What is the role of the nasal septum?
- Posted on: Jun 7 2012
Many patients are somehow confused about what the septum is and what the role of it is in our nasal passages. Anatomically, the septum refers to the wall that separates the left and right sides of our nasal passages. There is mucous membrane lining over the entire septum on either side, and the center part is made from bone and cartilage.
The role of the septum is essentially similar to lane markers in a busy highway. The septum allows the air that we breathe in through our nostrils to go directly from the tip of the nose into the back of the nose and into the lungs. Without the septum, the air that we breathe in might “get lost” in our nose; the turbulence might interfere with the direct transit of the air directly into the lungs.
In an ideal situation, we would like the septum to be a straight wall that goes in an up and down direction. In reality, everybody has some degree of deviation of their septum. Sometimes this is due to the way that the nose develops and sometimes it could be due to a previous injury or fracture of the nose.

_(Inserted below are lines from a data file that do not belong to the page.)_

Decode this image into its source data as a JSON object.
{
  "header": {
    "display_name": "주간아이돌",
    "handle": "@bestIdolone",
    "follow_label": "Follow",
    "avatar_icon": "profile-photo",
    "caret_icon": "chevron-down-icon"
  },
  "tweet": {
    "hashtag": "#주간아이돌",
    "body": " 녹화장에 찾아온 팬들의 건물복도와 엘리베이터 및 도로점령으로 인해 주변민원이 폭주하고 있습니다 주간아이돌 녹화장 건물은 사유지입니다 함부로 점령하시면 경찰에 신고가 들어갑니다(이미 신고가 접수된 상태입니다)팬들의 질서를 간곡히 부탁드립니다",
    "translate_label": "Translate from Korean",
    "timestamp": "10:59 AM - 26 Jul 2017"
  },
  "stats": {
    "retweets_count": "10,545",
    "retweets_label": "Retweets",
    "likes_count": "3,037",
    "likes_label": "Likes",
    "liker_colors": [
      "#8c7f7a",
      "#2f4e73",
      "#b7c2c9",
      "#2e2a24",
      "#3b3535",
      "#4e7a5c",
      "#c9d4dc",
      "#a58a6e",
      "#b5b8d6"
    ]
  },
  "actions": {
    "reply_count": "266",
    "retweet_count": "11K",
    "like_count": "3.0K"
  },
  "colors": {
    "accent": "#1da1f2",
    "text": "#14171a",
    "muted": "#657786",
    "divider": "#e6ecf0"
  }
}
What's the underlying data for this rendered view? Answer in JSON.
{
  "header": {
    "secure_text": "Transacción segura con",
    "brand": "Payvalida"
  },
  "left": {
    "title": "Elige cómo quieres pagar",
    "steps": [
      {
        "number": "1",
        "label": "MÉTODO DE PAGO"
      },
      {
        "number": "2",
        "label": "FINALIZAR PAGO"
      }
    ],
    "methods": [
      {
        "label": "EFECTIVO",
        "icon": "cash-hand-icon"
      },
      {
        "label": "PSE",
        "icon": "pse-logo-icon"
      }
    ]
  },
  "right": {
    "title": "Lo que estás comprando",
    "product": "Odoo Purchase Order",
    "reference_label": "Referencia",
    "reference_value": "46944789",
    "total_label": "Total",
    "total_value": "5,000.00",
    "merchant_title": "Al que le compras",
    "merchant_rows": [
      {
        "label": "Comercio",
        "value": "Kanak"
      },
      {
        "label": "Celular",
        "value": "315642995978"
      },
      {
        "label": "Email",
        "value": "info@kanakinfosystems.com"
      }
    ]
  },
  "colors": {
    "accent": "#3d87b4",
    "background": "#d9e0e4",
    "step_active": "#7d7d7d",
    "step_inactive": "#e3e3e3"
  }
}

The degree of the deviation of the septum, as well as the anatomy of the side wall of the nose, can result in various degrees of blockage of the nasal passages as well as the sinus drainage pathways.
In general, part of capacity to breathe adequately through the nasal passaged is dictated by the general health of the membranes, and other part is dictated by the anatomy of the septum. A patient with a deviated nasal septum is considered to have a fixed anatomical abnormality that will not respond to any kind of medical therapy for an anatomical blockage. As such, the only remedy is to undergo corrective surgery.
Correction of a deviated septum surgically is usually called septoplasty. In most cases, this procedure is done in the operating room under anesthesia. Through a small incision into the membranes at the level of the nostrils, the bone and the cartilage of the septum is exposed. The portion of the septum that is not straight can then be either shaved or realigned internally. The septoplasty procedure alone usually does not result in black and blues under the eyes or any change to the external appearance of the nose. Most patients are able to go home the same day, and should be able to return to most normal physical activities within the few days.
It is usually not easy to determine if the patient is suffering from a deviation of septum versus other reasons for nasal obstruction by external examination. Examination of the inside of the nasal passages can be done with the help of nasal endoscopy. This is the best determinant to ascertain deviation of the nasal septum. Once the diagnosis is confirmed, a decision to go ahead with the septoplasty procedure is made by the patient given the degree of blockage that they experience.
Tagged with: deviated septum, ear nose throat, ENT, Isaac Namdar, Isaac Namdar MD, nasal blockage, nasal obstruction, New York, new york city, Otolaryngology, Otorhinolaryngology, septoplasty, septum, turbinate, turbinate hypertrophy
Posted in: Nose